Graphically the game is impressive, and its one of only a small handful of games that challenges my PC. It seems to suffer from some similar issues as Age of Conan (being the same core engine, I think), such as not running well on DX11 for my PC despite the fact that every other DX11 game I have runs just fine (so just like with AoC I actually had to set it back to DX9 to run well; still looks good, though).
As with all MMOs combat is ubiquitous. You'll kill a lot of zombies, deep one-things, draugr and stranger in the opening area, and much more to come based on the many screen shots and trailers I have seen. It will take me a while to get through this opening area (it's HUGE!) at the rate I play, but I am looking forward to seeing what the game has to offer in the future.
TSW is a subscription-based MMO. I am fine with this. My experience so far has been that I tend to spend less money on average on monthly susbcription fees than I would if they were trying to gouge me with Freemium or purchaseable content as is normal for F2P games. However, TSW is trying to have its cake and eat it too with an in-game store that is loaded with all sorts of extras (mostly cosmetic) that you can buy. I'm not sufficiently vain that I feel the need to purchase such frivolities, but given that every single vanity item or mount World of Warcraft has ever pumped out has somehow ended up in my wife's account, I figure it's only a matter of time before she snags some items from the store.
Is there someone who should stay away from TSW? Maybe. I would not advise one to play if you just "don't get" the horror genre or the supernatural/paranormal genre of novels that have flooded the market in recent years. I would not play this game if you are uncomfortable with modern or adult themes (i.e. the Dragons use sex as a means of attaining the supernatural energy necessary for certain spells such as a vision in the intro area). If you have ever found WoW's talent trees to be a bit troublesome or annoying to figure out, then TSW is definitely not for you. If you ever read American Gods or Butcher's Dresden Files and didn't like it, then TSW is really not gonna appeal. If you find long voiced conversations in story plots to be a tedious thing you fast forward through to get to the pvp....then, well, they have pvp (haven't tried it yet) but this game is probably not for you. I've heard complaints from a few of my wife's cohorts in SWTOR that they thought the controls were too "sluggish" to play and enjoy (such complaints from a heavy pvp crowd btw)....if you're focused on the controls being sluggish as a key detraction, then you're sort of missing the point of this game. I would describe them as being slightly more realistic and less spazzy than a typical MMO; anyone who's ever played survival horror games will not notice anything wrong with the controls at all. My wife noticed it, but she quickly adjusted.

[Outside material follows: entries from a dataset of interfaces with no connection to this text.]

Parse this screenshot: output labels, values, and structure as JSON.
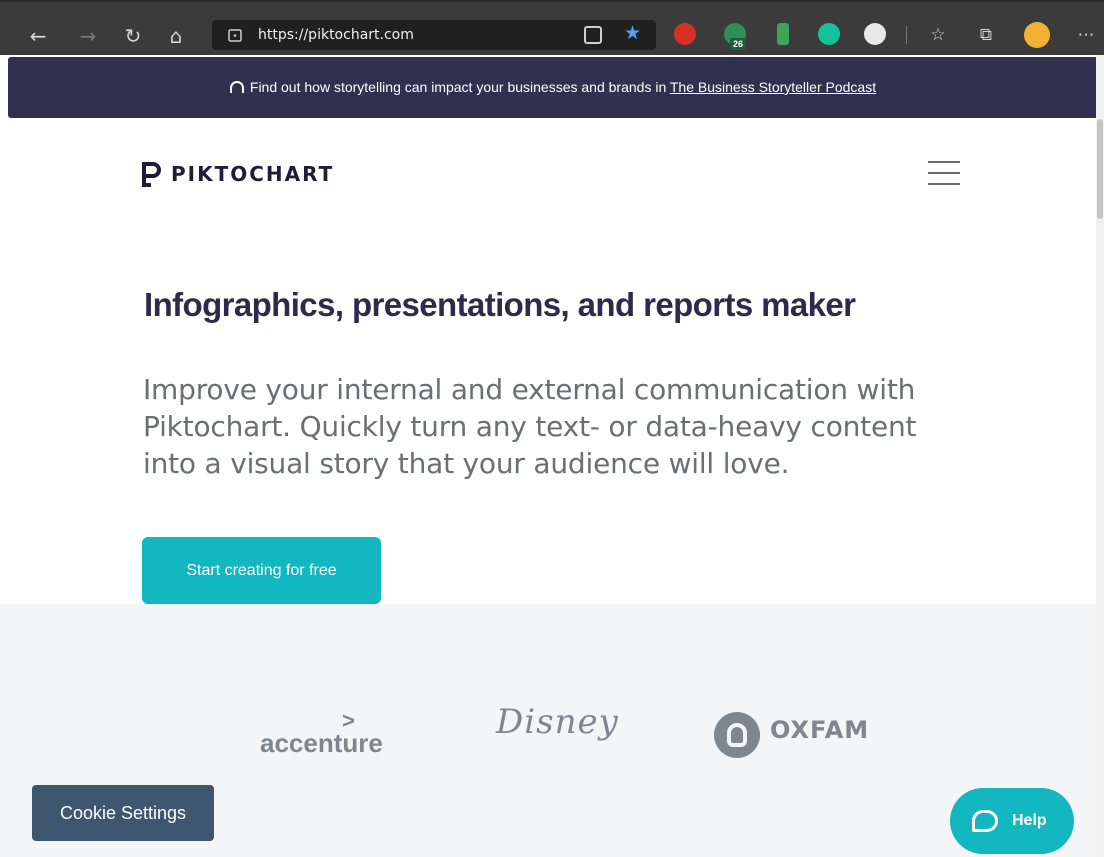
{
  "browser": {
    "url": "https://piktochart.com",
    "extension_badge": "26",
    "colors": {
      "chrome": "#3b3b3b",
      "urlbar": "#202020",
      "star": "#4ea3f5"
    }
  },
  "announcement": {
    "text": "Find out how storytelling can impact your businesses and brands in",
    "link_text": "The Business Storyteller Podcast"
  },
  "header": {
    "logo_text": "PIKTOCHART"
  },
  "hero": {
    "title": "Infographics, presentations, and reports maker",
    "subtitle": "Improve your internal and external communication with Piktochart. Quickly turn any text- or data-heavy content into a visual story that your audience will love.",
    "cta_label": "Start creating for free"
  },
  "logos": {
    "accenture": "accenture",
    "disney": "Disney",
    "oxfam": "OXFAM"
  },
  "floating": {
    "cookie_label": "Cookie Settings",
    "help_label": "Help"
  },
  "colors": {
    "brand_dark": "#32304f",
    "accent": "#12b7bf",
    "cookie": "#3f5671",
    "logo_gray": "#7d8792"
  }
}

So anyway, I'll try not to neglect the blog too much, but I am planning on playing a lot of TSW in the next few weeks...it's got that compelling "want to play" quality that is hard to find in the jaded landscape of MMOs and burnt-out MMO players these days. I have to say that it's been a good year as an MMO fan for me, if only because Rift and The Secret World have both reinvigorated my interest in this type of game.
I will definitely provide more feedback on it as I play further along, and open up more regions. I'm very interested to see what else the game has in store, given just how impressive the Kingsmouth area is.